> [Problem to solve]:
Going line by line through the entries below, note each one with "Search", then report how many there are and nothing else.

====== The data

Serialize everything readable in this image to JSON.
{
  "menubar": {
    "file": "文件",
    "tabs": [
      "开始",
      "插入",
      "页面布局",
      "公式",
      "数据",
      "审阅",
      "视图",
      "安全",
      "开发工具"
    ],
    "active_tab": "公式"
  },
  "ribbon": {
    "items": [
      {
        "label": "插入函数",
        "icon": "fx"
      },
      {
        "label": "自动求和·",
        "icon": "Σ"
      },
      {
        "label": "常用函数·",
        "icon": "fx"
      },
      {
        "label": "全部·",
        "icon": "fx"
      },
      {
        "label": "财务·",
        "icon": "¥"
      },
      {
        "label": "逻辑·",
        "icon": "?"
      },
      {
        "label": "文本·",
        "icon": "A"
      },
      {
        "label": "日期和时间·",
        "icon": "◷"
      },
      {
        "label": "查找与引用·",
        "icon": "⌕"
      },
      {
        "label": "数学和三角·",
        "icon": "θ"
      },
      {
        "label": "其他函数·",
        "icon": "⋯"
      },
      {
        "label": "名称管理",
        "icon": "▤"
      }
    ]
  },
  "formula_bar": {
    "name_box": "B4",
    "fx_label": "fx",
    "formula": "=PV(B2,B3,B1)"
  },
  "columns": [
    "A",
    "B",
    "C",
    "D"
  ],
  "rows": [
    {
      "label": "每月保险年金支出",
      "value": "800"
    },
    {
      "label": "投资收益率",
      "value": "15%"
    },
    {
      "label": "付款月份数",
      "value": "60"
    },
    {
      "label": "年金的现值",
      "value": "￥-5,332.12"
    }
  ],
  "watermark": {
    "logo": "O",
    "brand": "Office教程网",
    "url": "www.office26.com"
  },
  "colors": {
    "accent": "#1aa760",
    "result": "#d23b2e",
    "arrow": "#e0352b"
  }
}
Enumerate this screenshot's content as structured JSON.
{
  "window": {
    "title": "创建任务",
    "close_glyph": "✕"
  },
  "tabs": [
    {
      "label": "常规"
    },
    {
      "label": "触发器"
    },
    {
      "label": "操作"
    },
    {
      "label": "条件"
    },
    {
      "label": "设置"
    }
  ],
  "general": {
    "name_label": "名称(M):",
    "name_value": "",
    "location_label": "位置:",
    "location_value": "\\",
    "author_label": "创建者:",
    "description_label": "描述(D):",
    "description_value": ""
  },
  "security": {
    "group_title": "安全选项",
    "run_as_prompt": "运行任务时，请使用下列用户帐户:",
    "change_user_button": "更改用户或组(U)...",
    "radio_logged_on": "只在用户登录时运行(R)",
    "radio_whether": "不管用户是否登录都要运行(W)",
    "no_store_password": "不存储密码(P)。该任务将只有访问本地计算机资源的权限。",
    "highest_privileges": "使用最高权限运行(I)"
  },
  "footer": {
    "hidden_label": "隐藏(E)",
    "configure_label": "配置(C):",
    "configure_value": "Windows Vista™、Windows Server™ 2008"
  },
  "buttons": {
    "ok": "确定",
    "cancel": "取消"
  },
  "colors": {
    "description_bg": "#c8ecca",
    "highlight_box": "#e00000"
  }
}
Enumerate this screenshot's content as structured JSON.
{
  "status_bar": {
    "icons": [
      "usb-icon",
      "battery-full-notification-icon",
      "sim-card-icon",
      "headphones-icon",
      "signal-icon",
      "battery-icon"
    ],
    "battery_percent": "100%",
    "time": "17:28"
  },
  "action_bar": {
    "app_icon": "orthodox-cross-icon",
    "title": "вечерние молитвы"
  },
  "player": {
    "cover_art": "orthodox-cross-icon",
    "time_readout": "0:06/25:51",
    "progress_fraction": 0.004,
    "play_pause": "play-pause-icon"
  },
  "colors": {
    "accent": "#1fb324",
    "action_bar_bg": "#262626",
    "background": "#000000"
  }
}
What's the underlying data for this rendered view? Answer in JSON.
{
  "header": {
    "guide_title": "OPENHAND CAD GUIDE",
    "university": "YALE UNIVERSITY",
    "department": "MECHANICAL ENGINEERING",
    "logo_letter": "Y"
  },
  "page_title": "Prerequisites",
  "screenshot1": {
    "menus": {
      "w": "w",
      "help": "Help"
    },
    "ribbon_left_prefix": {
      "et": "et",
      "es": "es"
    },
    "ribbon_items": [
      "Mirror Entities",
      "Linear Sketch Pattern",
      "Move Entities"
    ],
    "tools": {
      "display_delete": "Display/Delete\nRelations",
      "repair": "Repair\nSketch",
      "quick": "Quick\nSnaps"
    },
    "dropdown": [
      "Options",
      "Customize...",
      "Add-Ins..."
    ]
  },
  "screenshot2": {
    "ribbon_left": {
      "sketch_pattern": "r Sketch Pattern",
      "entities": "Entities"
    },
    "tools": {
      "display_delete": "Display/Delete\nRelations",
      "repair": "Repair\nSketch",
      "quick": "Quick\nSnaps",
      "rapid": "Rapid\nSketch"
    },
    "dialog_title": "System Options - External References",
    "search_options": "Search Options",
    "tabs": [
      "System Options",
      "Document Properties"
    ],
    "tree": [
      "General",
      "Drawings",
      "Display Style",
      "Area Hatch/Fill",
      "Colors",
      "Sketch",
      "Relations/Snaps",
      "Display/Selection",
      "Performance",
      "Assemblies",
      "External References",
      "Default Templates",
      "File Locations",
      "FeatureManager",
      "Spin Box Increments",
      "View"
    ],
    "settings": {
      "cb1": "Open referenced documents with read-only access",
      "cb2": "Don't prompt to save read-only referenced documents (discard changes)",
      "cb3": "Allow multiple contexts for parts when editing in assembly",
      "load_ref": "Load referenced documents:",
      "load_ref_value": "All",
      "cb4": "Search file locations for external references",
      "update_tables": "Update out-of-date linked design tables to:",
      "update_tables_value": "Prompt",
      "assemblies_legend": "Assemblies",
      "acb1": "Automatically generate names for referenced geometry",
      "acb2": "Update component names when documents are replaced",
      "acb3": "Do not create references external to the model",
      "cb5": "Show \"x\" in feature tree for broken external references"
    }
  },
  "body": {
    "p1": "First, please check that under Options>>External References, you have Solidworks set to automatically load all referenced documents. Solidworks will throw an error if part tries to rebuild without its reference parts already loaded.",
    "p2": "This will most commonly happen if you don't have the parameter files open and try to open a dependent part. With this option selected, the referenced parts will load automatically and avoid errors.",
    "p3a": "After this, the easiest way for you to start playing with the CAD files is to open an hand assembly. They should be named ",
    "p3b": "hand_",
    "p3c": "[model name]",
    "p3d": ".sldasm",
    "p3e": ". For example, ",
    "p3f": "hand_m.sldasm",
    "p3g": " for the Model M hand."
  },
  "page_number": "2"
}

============
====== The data

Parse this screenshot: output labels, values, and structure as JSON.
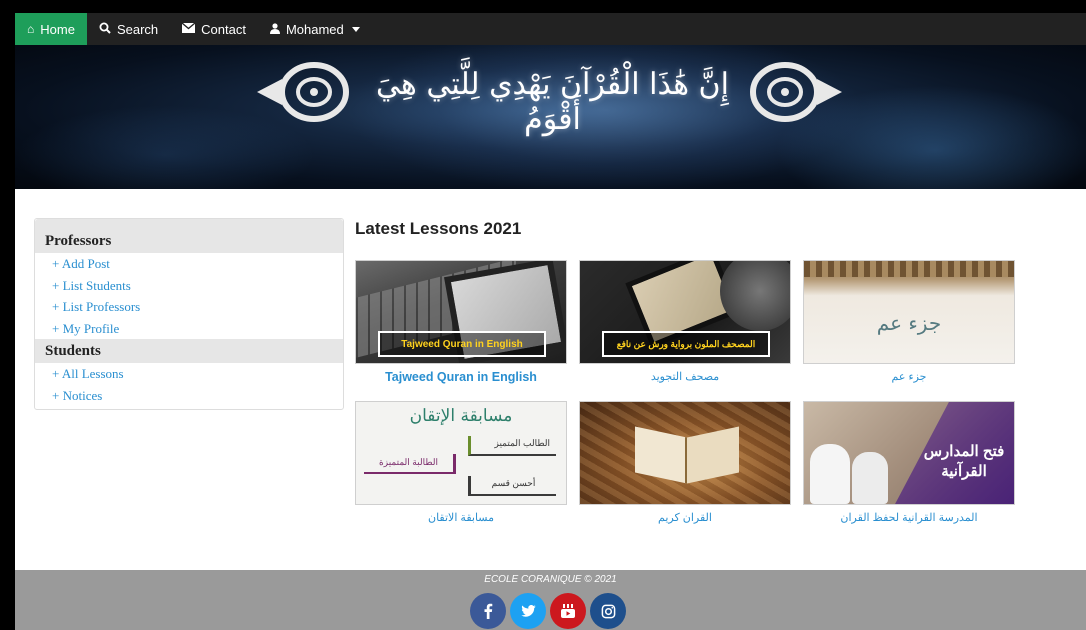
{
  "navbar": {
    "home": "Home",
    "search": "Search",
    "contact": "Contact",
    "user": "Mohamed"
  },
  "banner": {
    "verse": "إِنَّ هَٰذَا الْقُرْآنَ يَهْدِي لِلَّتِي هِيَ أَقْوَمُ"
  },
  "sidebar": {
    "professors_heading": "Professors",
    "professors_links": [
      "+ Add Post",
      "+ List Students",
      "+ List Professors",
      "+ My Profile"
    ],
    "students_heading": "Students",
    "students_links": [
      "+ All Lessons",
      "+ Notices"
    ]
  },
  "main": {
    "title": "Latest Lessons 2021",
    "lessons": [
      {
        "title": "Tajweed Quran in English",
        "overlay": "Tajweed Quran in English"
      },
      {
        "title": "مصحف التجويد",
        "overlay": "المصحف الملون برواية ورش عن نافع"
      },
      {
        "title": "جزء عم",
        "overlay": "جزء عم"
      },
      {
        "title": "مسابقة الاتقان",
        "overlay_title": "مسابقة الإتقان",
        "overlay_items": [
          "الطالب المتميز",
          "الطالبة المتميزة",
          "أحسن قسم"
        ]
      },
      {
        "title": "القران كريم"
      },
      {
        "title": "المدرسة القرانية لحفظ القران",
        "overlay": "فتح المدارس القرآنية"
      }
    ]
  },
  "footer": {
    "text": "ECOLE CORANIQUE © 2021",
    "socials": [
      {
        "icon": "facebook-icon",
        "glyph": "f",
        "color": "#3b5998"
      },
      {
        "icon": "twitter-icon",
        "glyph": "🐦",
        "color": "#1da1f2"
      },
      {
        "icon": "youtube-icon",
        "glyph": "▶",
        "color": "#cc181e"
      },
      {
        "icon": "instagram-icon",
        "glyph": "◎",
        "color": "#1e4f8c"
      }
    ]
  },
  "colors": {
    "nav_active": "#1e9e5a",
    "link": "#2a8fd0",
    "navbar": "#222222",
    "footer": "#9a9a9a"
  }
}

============
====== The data

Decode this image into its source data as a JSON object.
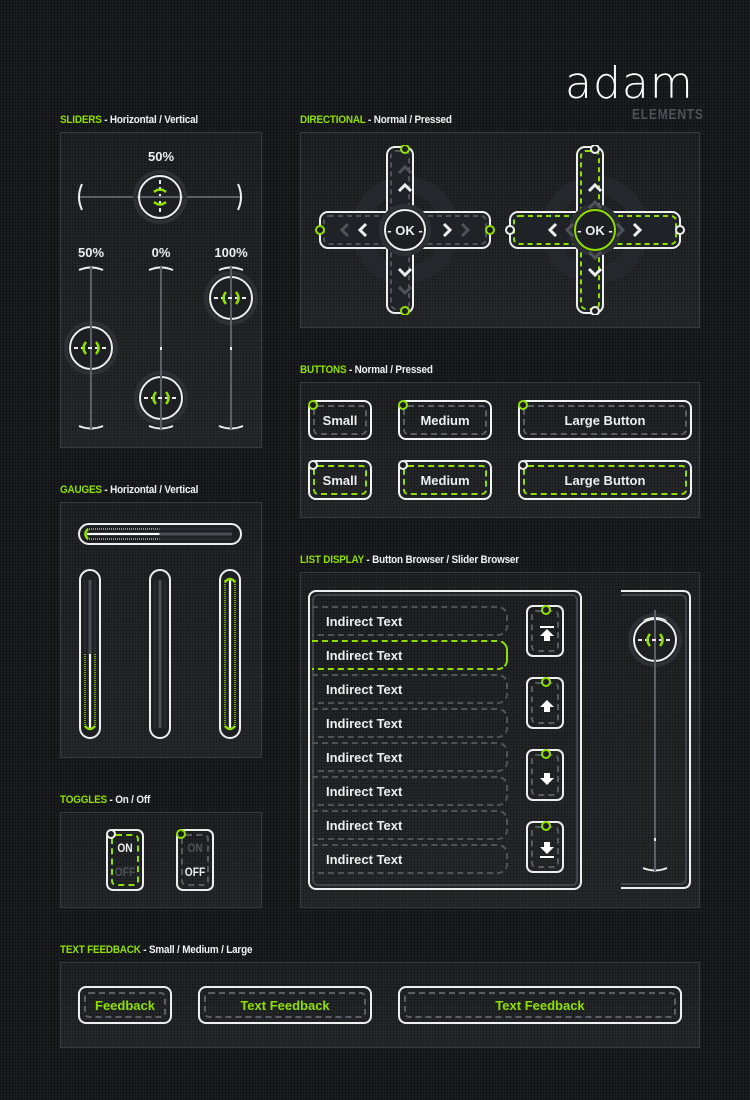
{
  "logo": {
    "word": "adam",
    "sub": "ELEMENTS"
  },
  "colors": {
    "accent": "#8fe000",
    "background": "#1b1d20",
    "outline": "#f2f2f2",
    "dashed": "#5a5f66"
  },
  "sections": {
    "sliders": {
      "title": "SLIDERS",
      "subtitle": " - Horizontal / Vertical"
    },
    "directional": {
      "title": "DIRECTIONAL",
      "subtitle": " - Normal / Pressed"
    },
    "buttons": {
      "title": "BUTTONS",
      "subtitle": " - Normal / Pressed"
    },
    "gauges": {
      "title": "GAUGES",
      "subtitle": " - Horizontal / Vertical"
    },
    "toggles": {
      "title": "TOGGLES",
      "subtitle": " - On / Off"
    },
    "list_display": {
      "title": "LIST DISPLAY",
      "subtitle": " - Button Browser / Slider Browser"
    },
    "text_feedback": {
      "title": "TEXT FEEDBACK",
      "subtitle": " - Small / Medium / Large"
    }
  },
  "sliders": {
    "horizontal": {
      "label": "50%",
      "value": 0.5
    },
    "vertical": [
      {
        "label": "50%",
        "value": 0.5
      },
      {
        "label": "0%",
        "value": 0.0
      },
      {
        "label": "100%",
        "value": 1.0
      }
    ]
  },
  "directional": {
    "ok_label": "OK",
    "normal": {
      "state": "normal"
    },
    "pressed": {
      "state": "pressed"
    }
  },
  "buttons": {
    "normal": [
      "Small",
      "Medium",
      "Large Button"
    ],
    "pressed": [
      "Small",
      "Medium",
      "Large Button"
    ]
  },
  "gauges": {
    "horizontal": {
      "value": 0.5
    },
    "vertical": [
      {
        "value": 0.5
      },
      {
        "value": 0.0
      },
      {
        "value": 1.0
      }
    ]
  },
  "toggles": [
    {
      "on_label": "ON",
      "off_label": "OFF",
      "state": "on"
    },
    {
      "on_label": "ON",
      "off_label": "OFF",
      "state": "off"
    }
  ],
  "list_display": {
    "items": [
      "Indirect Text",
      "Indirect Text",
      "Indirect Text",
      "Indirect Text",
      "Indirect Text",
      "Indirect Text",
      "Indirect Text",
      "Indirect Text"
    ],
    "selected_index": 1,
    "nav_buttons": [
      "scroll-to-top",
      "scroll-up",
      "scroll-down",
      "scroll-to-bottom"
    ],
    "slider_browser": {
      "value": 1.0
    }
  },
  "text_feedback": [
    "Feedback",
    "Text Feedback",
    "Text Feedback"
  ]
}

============

> [Task response]:
3